The British Racing Drivers' Club is 75

This week marks the 75th anniversary of the first meeting of the BRDC, which took place in London in 1928.Originally conceived as an informal dining club for racing drivers, the BRD C was the brainchild of Bentley Le Mans racer Dr Jack Benjafield with membership restricted to gentlemen racing drivers of proven success and experience. The aim of the club was to promote the interests of motorsport in Britain, to extend hospitality to drivers visiting from abroad and to further the efforts of British drivers when they competed abroad.

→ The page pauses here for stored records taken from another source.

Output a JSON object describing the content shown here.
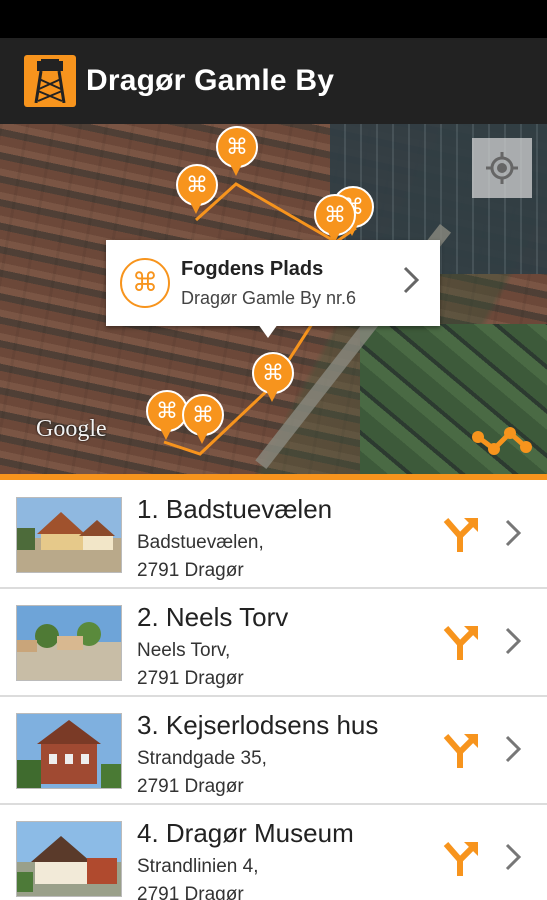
{
  "app": {
    "title": "Dragør Gamle By",
    "accent_color": "#f7941d",
    "icon": "watchtower-icon"
  },
  "map": {
    "attribution": "Google",
    "callout": {
      "title": "Fogdens Plads",
      "subtitle": "Dragør Gamle By nr.6",
      "icon": "command-icon"
    },
    "marker_glyph": "⌘",
    "buttons": {
      "locate": "my-location-icon",
      "route": "route-icon"
    }
  },
  "list": {
    "items": [
      {
        "title": "1. Badstuevælen",
        "address1": "Badstuevælen,",
        "address2": "2791 Dragør"
      },
      {
        "title": "2. Neels Torv",
        "address1": "Neels Torv,",
        "address2": "2791 Dragør"
      },
      {
        "title": "3. Kejserlodsens hus",
        "address1": "Strandgade 35,",
        "address2": "2791 Dragør"
      },
      {
        "title": "4. Dragør Museum",
        "address1": "Strandlinien 4,",
        "address2": "2791 Dragør"
      }
    ]
  }
}
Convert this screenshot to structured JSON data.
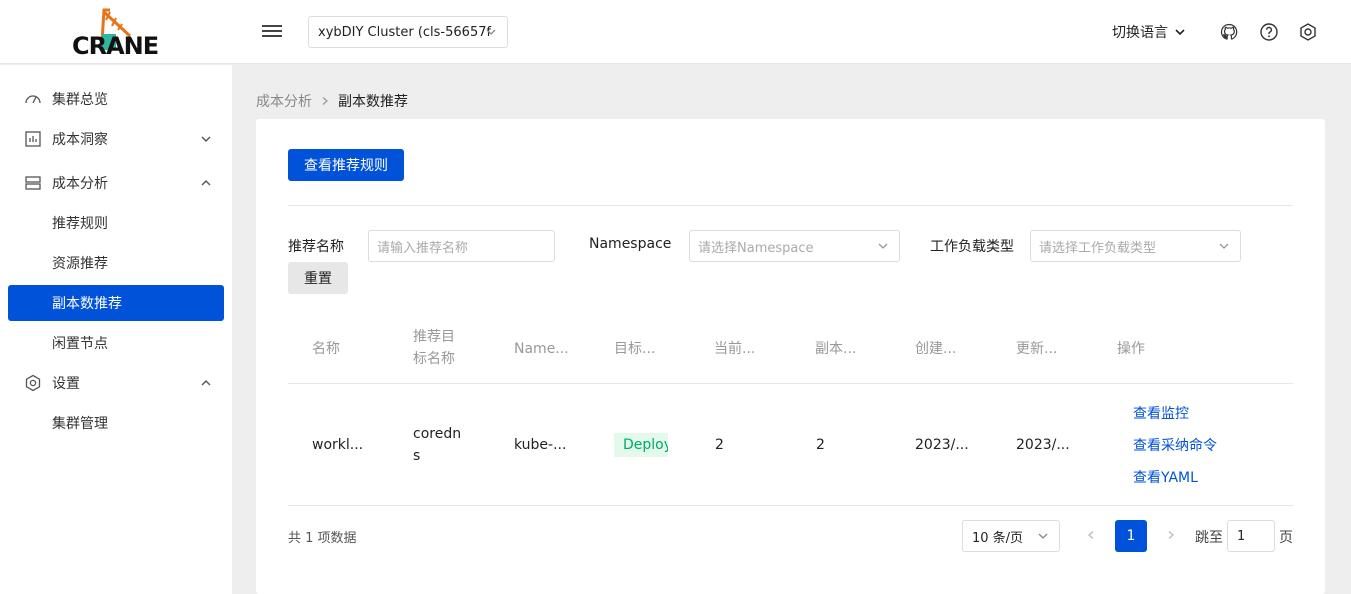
{
  "header": {
    "logo_text": "CRANE",
    "cluster_select_value": "xybDIY Cluster (cls-56657f",
    "language_label": "切换语言"
  },
  "sidebar": {
    "items": [
      {
        "label": "集群总览",
        "icon": "dashboard-icon"
      },
      {
        "label": "成本洞察",
        "icon": "chart-icon"
      },
      {
        "label": "成本分析",
        "icon": "layers-icon"
      },
      {
        "label": "推荐规则"
      },
      {
        "label": "资源推荐"
      },
      {
        "label": "副本数推荐"
      },
      {
        "label": "闲置节点"
      },
      {
        "label": "设置",
        "icon": "settings-icon"
      },
      {
        "label": "集群管理"
      }
    ]
  },
  "breadcrumb": {
    "parent": "成本分析",
    "current": "副本数推荐"
  },
  "toolbar": {
    "view_rules_label": "查看推荐规则"
  },
  "filters": {
    "name_label": "推荐名称",
    "name_placeholder": "请输入推荐名称",
    "namespace_label": "Namespace",
    "namespace_placeholder": "请选择Namespace",
    "workload_type_label": "工作负载类型",
    "workload_type_placeholder": "请选择工作负载类型",
    "reset_label": "重置"
  },
  "table": {
    "columns": [
      "名称",
      "推荐目标名称",
      "Name...",
      "目标...",
      "当前...",
      "副本...",
      "创建...",
      "更新...",
      "操作"
    ],
    "rows": [
      {
        "name": "workl...",
        "target_name": "coredns",
        "namespace": "kube-...",
        "target_type": "Deploy",
        "current": "2",
        "replicas": "2",
        "created": "2023/...",
        "updated": "2023/...",
        "actions": [
          "查看监控",
          "查看采纳命令",
          "查看YAML"
        ]
      }
    ]
  },
  "pagination": {
    "total_text": "共 1 项数据",
    "page_size": "10 条/页",
    "current_page": "1",
    "jump_label": "跳至",
    "jump_value": "1",
    "page_suffix": "页"
  },
  "colors": {
    "primary": "#0052d9",
    "tag_bg": "#e3f9e9",
    "tag_text": "#00a870"
  }
}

The BRDC quickly went into race organisation with the first BRDC event being at Brooklands in 1929. The BRDC organised races throughout the 1930s and was revived after the war. In 1951 the BRDC was offered the lease of Silverstone aerodrome by the Royal Automobile Club and, under the presidency of Earl Howe, the BRDC began to develop Silverstone into a major motor racing centre with circuit manager Jimmy Brown playing an important role. Earl Howe was succeeded as BRDC president in 1964 by The Hon Gerard Lascelles, who ran the club from 1964 until 1991. The organisation was revamped in 1966 with Silverstone Circuits Ltd created to develop the commercial activities of the club and all profits made were reinvested in the sport. In 1971 the BRDC bought the entire 720-acre estate and was thus free to develop the industrial park beside the track, the national circuit and other facilities.

In recent years the BRDC has undergone various upheavals in the face of increasing commercialisation but under the guidance of president Sir Jackie Stewart and chairman Martin Brundle the club was restructured again to allow Silverstone to be run more efficiently although there are currently problems as Octagon Motorsports, which leases the circuit from the BRDC has announced its desire to get out of motor racing and is looking for someone to take over the lease.